#### DATA TO EXAMINE
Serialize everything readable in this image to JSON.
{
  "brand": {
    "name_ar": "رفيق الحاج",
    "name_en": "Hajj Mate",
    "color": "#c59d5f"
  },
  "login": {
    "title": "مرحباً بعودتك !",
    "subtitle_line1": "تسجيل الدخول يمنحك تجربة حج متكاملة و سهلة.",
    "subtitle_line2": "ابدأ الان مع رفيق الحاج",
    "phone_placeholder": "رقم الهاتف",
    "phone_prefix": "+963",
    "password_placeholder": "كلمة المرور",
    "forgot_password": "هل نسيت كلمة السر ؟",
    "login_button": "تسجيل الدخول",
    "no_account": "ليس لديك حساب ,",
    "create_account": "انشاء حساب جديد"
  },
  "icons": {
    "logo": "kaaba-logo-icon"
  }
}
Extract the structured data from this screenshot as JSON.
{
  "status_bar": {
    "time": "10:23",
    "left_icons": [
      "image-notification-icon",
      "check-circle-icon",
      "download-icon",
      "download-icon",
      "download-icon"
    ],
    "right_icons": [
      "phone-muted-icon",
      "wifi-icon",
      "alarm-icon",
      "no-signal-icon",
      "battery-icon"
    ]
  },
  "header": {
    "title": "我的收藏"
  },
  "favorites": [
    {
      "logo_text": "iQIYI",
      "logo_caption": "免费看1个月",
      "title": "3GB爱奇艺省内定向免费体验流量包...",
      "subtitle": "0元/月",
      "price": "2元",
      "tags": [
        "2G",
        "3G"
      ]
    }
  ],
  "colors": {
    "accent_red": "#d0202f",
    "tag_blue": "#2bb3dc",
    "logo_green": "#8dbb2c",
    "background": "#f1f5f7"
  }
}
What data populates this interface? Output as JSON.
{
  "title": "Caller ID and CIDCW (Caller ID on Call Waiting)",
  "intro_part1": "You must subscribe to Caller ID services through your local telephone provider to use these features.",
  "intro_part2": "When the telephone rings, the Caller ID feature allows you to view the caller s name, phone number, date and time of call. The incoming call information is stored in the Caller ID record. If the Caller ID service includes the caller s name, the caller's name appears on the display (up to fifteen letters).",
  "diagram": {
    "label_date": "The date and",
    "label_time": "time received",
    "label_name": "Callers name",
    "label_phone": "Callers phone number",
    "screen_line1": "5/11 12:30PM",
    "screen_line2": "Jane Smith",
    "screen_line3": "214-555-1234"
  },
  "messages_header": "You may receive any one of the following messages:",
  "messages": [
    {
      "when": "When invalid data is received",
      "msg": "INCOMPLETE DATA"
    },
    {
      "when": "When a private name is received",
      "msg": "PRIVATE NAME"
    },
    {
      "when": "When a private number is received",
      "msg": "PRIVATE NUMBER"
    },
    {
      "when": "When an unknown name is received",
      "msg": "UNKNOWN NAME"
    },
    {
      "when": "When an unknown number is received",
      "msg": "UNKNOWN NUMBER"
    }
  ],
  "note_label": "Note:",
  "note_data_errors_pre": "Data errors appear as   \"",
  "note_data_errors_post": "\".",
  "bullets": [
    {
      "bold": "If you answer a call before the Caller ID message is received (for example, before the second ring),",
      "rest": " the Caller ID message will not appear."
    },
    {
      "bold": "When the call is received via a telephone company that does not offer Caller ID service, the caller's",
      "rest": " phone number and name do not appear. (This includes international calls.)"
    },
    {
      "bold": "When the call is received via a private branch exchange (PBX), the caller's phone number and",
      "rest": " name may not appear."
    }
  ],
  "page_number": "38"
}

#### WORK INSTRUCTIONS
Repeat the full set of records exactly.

#### WRITTEN RESPONSE
Serialize everything readable in this image to JSON.
{
  "brand": {
    "name_ar": "رفيق الحاج",
    "name_en": "Hajj Mate",
    "color": "#c59d5f"
  },
  "login": {
    "title": "مرحباً بعودتك !",
    "subtitle_line1": "تسجيل الدخول يمنحك تجربة حج متكاملة و سهلة.",
    "subtitle_line2": "ابدأ الان مع رفيق الحاج",
    "phone_placeholder": "رقم الهاتف",
    "phone_prefix": "+963",
    "password_placeholder": "كلمة المرور",
    "forgot_password": "هل نسيت كلمة السر ؟",
    "login_button": "تسجيل الدخول",
    "no_account": "ليس لديك حساب ,",
    "create_account": "انشاء حساب جديد"
  },
  "icons": {
    "logo": "kaaba-logo-icon"
  }
}
Extract the structured data from this screenshot as JSON.
{
  "status_bar": {
    "time": "10:23",
    "left_icons": [
      "image-notification-icon",
      "check-circle-icon",
      "download-icon",
      "download-icon",
      "download-icon"
    ],
    "right_icons": [
      "phone-muted-icon",
      "wifi-icon",
      "alarm-icon",
      "no-signal-icon",
      "battery-icon"
    ]
  },
  "header": {
    "title": "我的收藏"
  },
  "favorites": [
    {
      "logo_text": "iQIYI",
      "logo_caption": "免费看1个月",
      "title": "3GB爱奇艺省内定向免费体验流量包...",
      "subtitle": "0元/月",
      "price": "2元",
      "tags": [
        "2G",
        "3G"
      ]
    }
  ],
  "colors": {
    "accent_red": "#d0202f",
    "tag_blue": "#2bb3dc",
    "logo_green": "#8dbb2c",
    "background": "#f1f5f7"
  }
}
What data populates this interface? Output as JSON.
{
  "title": "Caller ID and CIDCW (Caller ID on Call Waiting)",
  "intro_part1": "You must subscribe to Caller ID services through your local telephone provider to use these features.",
  "intro_part2": "When the telephone rings, the Caller ID feature allows you to view the caller s name, phone number, date and time of call. The incoming call information is stored in the Caller ID record. If the Caller ID service includes the caller s name, the caller's name appears on the display (up to fifteen letters).",
  "diagram": {
    "label_date": "The date and",
    "label_time": "time received",
    "label_name": "Callers name",
    "label_phone": "Callers phone number",
    "screen_line1": "5/11 12:30PM",
    "screen_line2": "Jane Smith",
    "screen_line3": "214-555-1234"
  },
  "messages_header": "You may receive any one of the following messages:",
  "messages": [
    {
      "when": "When invalid data is received",
      "msg": "INCOMPLETE DATA"
    },
    {
      "when": "When a private name is received",
      "msg": "PRIVATE NAME"
    },
    {
      "when": "When a private number is received",
      "msg": "PRIVATE NUMBER"
    },
    {
      "when": "When an unknown name is received",
      "msg": "UNKNOWN NAME"
    },
    {
      "when": "When an unknown number is received",
      "msg": "UNKNOWN NUMBER"
    }
  ],
  "note_label": "Note:",
  "note_data_errors_pre": "Data errors appear as   \"",
  "note_data_errors_post": "\".",
  "bullets": [
    {
      "bold": "If you answer a call before the Caller ID message is received (for example, before the second ring),",
      "rest": " the Caller ID message will not appear."
    },
    {
      "bold": "When the call is received via a telephone company that does not offer Caller ID service, the caller's",
      "rest": " phone number and name do not appear. (This includes international calls.)"
    },
    {
      "bold": "When the call is received via a private branch exchange (PBX), the caller's phone number and",
      "rest": " name may not appear."
    }
  ],
  "page_number": "38"
}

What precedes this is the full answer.